These six leadership components not only reflect the role of the five intelligences in organizational leadership, but also the integration of the five intelligences into a coherent intelligence that represents the synergy of the individual intelligences. Each of the model components cannot be evaluated independent of the other. Rather, they focus on individual attributes in the context of the whole set of intelligences.
Figure 1. A visualization of how each leadership model component emphasizes particular intelligence aspects in the context of the whole.
Because each of the organizational leadership model components are grounded in a culture-relative definition of intelligences, the model itself is culture-relative. This enables it to be an appropriate cross-cultural model of organizational leadership. The leadership model components themselves are recognized as key organizational leadership metrics. It is our hope that this model allows for improved leadership assessments of our partners, improved understanding of their strengths and weaknesses, and targeted advising to enable improvement in the leadership skills of our partners. We also hope it can point the way to an international leadership development set of TAA skills for advisors. Organizational leadership skill is a key driver of the success of our counterparts in whatever endeavor we hope they will accomplish through our advising efforts.

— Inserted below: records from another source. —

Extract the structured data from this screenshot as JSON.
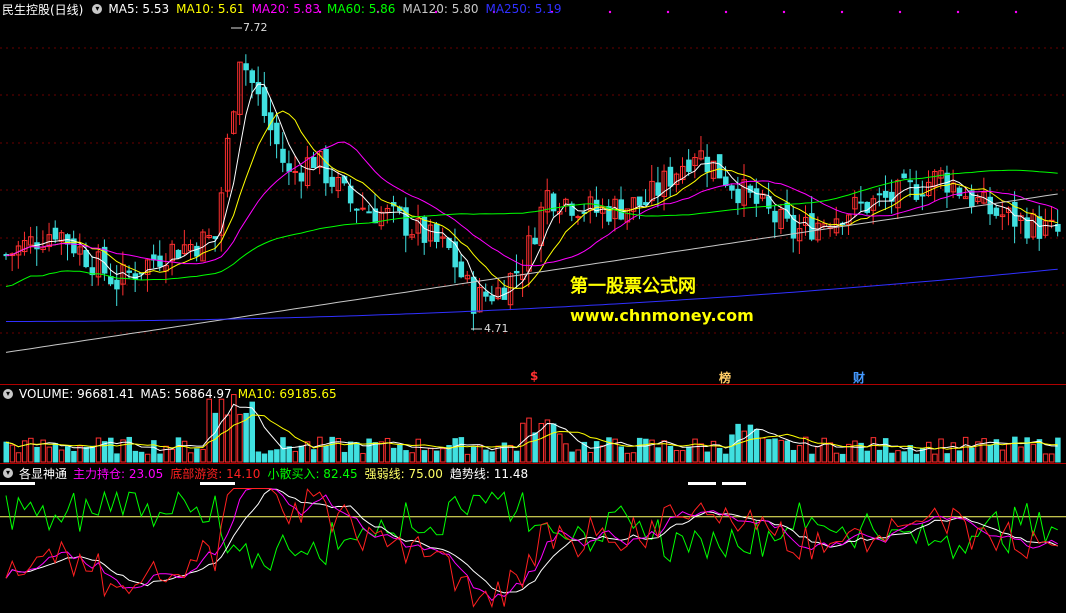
{
  "main": {
    "title": "民生控股(日线)",
    "indicators": [
      {
        "label": "MA5: 5.53",
        "color": "#ffffff"
      },
      {
        "label": "MA10: 5.61",
        "color": "#ffff00"
      },
      {
        "label": "MA20: 5.83",
        "color": "#ff00ff"
      },
      {
        "label": "MA60: 5.86",
        "color": "#00ff00"
      },
      {
        "label": "MA120: 5.80",
        "color": "#c8c8c8"
      },
      {
        "label": "MA250: 5.19",
        "color": "#3030ff"
      }
    ],
    "high_label": "7.72",
    "low_label": "4.71",
    "flags": [
      {
        "text": "$",
        "color": "#ff3030"
      },
      {
        "text": "榜",
        "color": "#ffcc66"
      },
      {
        "text": "财",
        "color": "#4499ff"
      }
    ],
    "watermark_title": "第一股票公式网",
    "watermark_url": "www.chnmoney.com"
  },
  "volume": {
    "title": "VOLUME: 96681.41",
    "ma5": "MA5: 56864.97",
    "ma10": "MA10: 69185.65"
  },
  "indicator_panel": {
    "title": "各显神通",
    "items": [
      {
        "label": "主力持仓: 23.05",
        "color": "#ff00ff"
      },
      {
        "label": "底部游资: 14.10",
        "color": "#ff2020"
      },
      {
        "label": "小散买入: 82.45",
        "color": "#00ff00"
      },
      {
        "label": "强弱线: 75.00",
        "color": "#ffff66"
      },
      {
        "label": "趋势线: 11.48",
        "color": "#ffffff"
      }
    ]
  },
  "colors": {
    "up": "#ff3030",
    "down": "#40e0e0",
    "ma5": "#ffffff",
    "ma10": "#ffff00",
    "ma20": "#ff00ff",
    "ma60": "#00ff00",
    "ma120": "#c8c8c8",
    "ma250": "#3030ff"
  }
}
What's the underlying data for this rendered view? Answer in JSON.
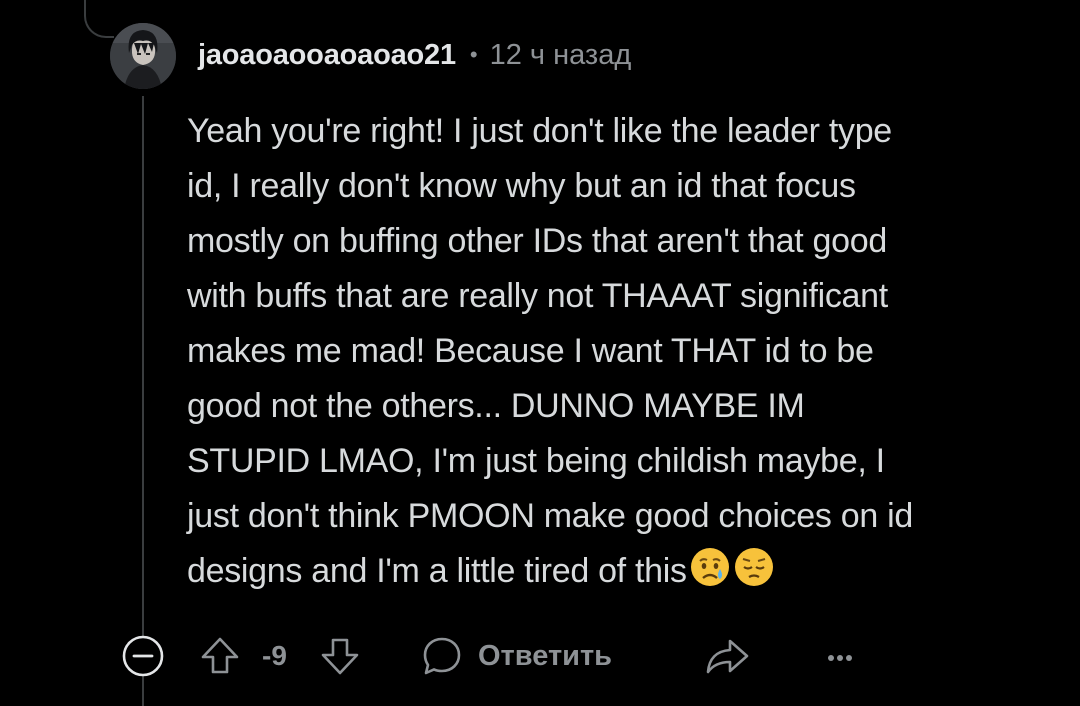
{
  "comment": {
    "username": "jaoaoaooaoaoao21",
    "separator": "•",
    "timestamp": "12 ч назад",
    "body_lines": [
      "Yeah you're right! I just don't like the leader type",
      "id, I really don't know why but an id that focus",
      "mostly on buffing other IDs that aren't that good",
      "with buffs that are really not THAAAT significant",
      "makes me mad! Because I want THAT id to be",
      "good not the others... DUNNO MAYBE IM",
      "STUPID LMAO, I'm just being childish maybe, I",
      "just don't think PMOON make good choices on id",
      "designs and I'm a little tired of this"
    ],
    "emojis": [
      "sad-relieved-face-emoji",
      "pensive-face-emoji"
    ]
  },
  "actions": {
    "score": "-9",
    "reply_label": "Ответить",
    "icons": {
      "collapse": "minus-circle-icon",
      "upvote": "arrow-up-icon",
      "downvote": "arrow-down-icon",
      "reply": "speech-bubble-icon",
      "share": "share-arrow-icon",
      "more": "more-dots-icon"
    }
  },
  "colors": {
    "background": "#000000",
    "text": "#d7dadc",
    "meta": "#8e9296",
    "thread_line": "#3a3d3f"
  }
}
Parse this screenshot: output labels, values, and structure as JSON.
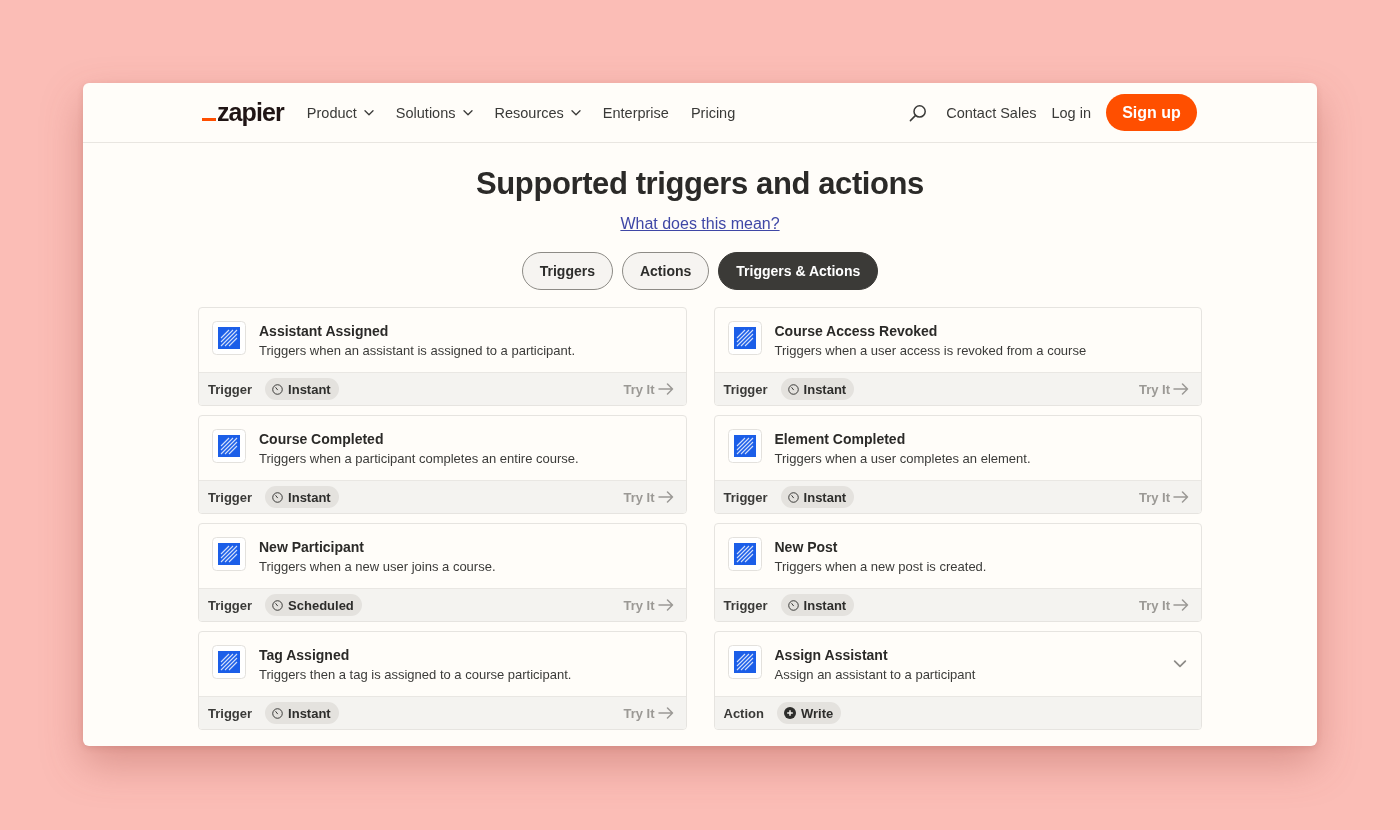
{
  "navbar": {
    "logo": "zapier",
    "menu": [
      {
        "label": "Product",
        "dropdown": true
      },
      {
        "label": "Solutions",
        "dropdown": true
      },
      {
        "label": "Resources",
        "dropdown": true
      },
      {
        "label": "Enterprise",
        "dropdown": false
      },
      {
        "label": "Pricing",
        "dropdown": false
      }
    ],
    "contact": "Contact Sales",
    "login": "Log in",
    "signup": "Sign up"
  },
  "heading": {
    "title": "Supported triggers and actions",
    "help_link": "What does this mean?"
  },
  "filters": [
    {
      "label": "Triggers",
      "selected": false
    },
    {
      "label": "Actions",
      "selected": false
    },
    {
      "label": "Triggers & Actions",
      "selected": true
    }
  ],
  "cards": [
    {
      "kind": "trigger",
      "title": "Assistant Assigned",
      "description": "Triggers when an assistant is assigned to a participant.",
      "type": "Trigger",
      "mode": {
        "kind": "instant",
        "label": "Instant"
      },
      "try_label": "Try It"
    },
    {
      "kind": "trigger",
      "title": "Course Access Revoked",
      "description": "Triggers when a user access is revoked from a course",
      "type": "Trigger",
      "mode": {
        "kind": "instant",
        "label": "Instant"
      },
      "try_label": "Try It"
    },
    {
      "kind": "trigger",
      "title": "Course Completed",
      "description": "Triggers when a participant completes an entire course.",
      "type": "Trigger",
      "mode": {
        "kind": "instant",
        "label": "Instant"
      },
      "try_label": "Try It"
    },
    {
      "kind": "trigger",
      "title": "Element Completed",
      "description": "Triggers when a user completes an element.",
      "type": "Trigger",
      "mode": {
        "kind": "instant",
        "label": "Instant"
      },
      "try_label": "Try It"
    },
    {
      "kind": "trigger",
      "title": "New Participant",
      "description": "Triggers when a new user joins a course.",
      "type": "Trigger",
      "mode": {
        "kind": "scheduled",
        "label": "Scheduled"
      },
      "try_label": "Try It"
    },
    {
      "kind": "trigger",
      "title": "New Post",
      "description": "Triggers when a new post is created.",
      "type": "Trigger",
      "mode": {
        "kind": "instant",
        "label": "Instant"
      },
      "try_label": "Try It"
    },
    {
      "kind": "trigger",
      "title": "Tag Assigned",
      "description": "Triggers then a tag is assigned to a course participant.",
      "type": "Trigger",
      "mode": {
        "kind": "instant",
        "label": "Instant"
      },
      "try_label": "Try It"
    },
    {
      "kind": "action",
      "title": "Assign Assistant",
      "description": "Assign an assistant to a participant",
      "type": "Action",
      "mode": {
        "kind": "write",
        "label": "Write"
      },
      "expanded": false
    }
  ]
}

This model will enable advisors to have a common language about organizational leadership and a conceptual model in order to work together to improve our and our partner’s skills.
ATP (2018) “Security Forces Assistance Brigade.” Army Techniques Publication No 3-96.1. Headquarters, Department of the Army. 2 May 2018. Washington, D.C. https://usacac.army.mil/sites/default/files/documents/cace/LREC/atp3_96x1.pdf
Gardner, H. (1983) “Frames of Mind: The Theory of Multiple Intelligences.” Basic Books, 528 p. New York.
Goleman, D. (1995) “Emotional Intelligence: Why It Can Matter More Than IQ.” Bantam Books, 354 p. New York.
Office of Personnel Management, (OPM 2020). Senior Executive Service Executive Core qualifications. https://www.opm.gov/policy-data-oversight/senior-executive-service/executive-core-qualifications/. Accessed 16 Jun 2020
Rocke, M.D., Gillette, J.M. (2019) “Advising at the Senior Level: Lessons and Best Practices.” Center for Army Lessons Learned Handbook No. 19-06. January 2019. https://usacac.army.mil/sites/default/files/publications/19-06.pdf
SIGAR (2019). “Divided Responsibility: Lessons from U.S. Security Sector Assistance Efforts in Afghanistan.” https://www.sigar.mil/pdf/lessonslearned/SIGAR-19-39-LL.pdf. Accessed 11 August 2020.
Tuckman, B.W. (1965) “Developmental sequence in small groups.” Psychological Bulletin. 63 (6): 384-399. Doi: 10.1037/h0077200. https://content.apa.org/record/1965-12187-001
Ms. Mechille Braden is retired military with multiple deployments. She recently completed a deployment to Afghanistan as an advisor supporting ministerial activities to enable Afghan National Police primacy. She is an Air Force employee, living in Oklahoma City, with her family.
Dr. Aaron Byrd is a research engineer with the US Army Corps of Engineers, Engineer Research and Development Center, in Vicksburg, MS. He is on his first deployment to Afghanistan as an advisor to support the Afghan police.
Both Dr. Byrd and Ms. Braden are Ministry of Defense Advisors (MODA). We appreciate and acknowledge the MoDA training we received from John Gillette, Mark Rocke, Chuck Heiden, and the many instructors during our several weeks in training. They influenced and shaped much of our thinking.